A Man for All Seasons, for instance. “I wish rain water was beer!” my wife Suzanne will say mockingly in response to some utopian political proposal. And if I tell my children, “Well, he cahn’t!” in the tone of Paul Scofield’s Thomas More telling Meg that Will Roper can’t marry her, they know it’s final.
Other sources are more familiar, even if the usage is idiosyncratic. Suzanne is fond of “Why does the floor move?” from Raiders of the Lost Ark. She may use it if she sees bugs in the house, or perhaps if a child is slinking along under a blanket.
Even baby Catie, a year and a half, drops movie quotations. She’s discovered Havarti cheese (it comes in the Costco party pack), and when she wants more she says, “Cheese, Gromit!” (Actually, it comes out more like “Tee, Dromit!”)
More obscurely, when she’s fussing for something, she sometimes interrupts herself to shout, “Haaam!” That’s from Hayao Miyazaki’s Ponyo, but Catie doesn’t know that. She’s just quoting her siblings, whom she’s heard say “Ham” in response to her fussing.
Sometimes during our family rosary, I may expand upon the mysteries with a brief meditation. One line I like for the Nativity is: “Behold, I have become human.

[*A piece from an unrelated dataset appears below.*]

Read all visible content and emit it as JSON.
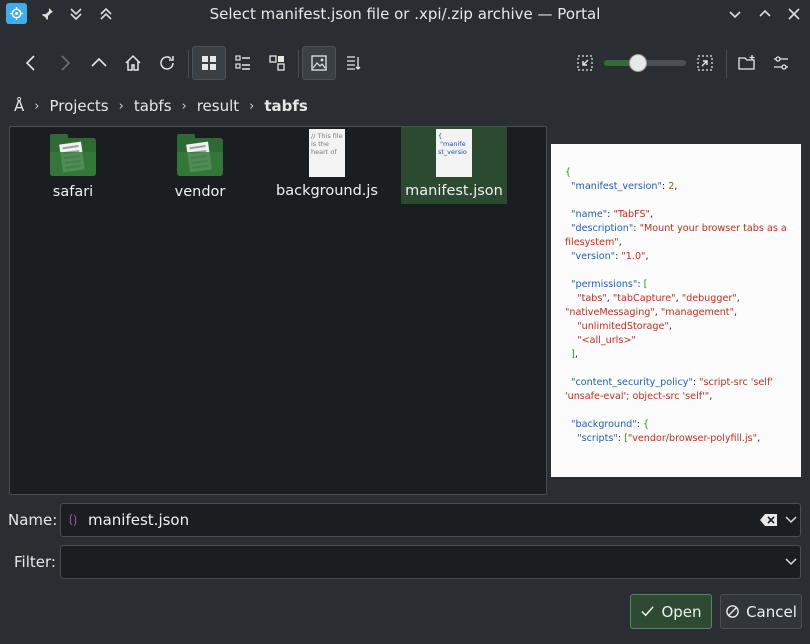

If you should not want to join me in becoming God, you would do me wrong.” I think it’s a quotation from Meister Eckhart—but I know it as an intertitle from one of my favorite films, Into Great Silence.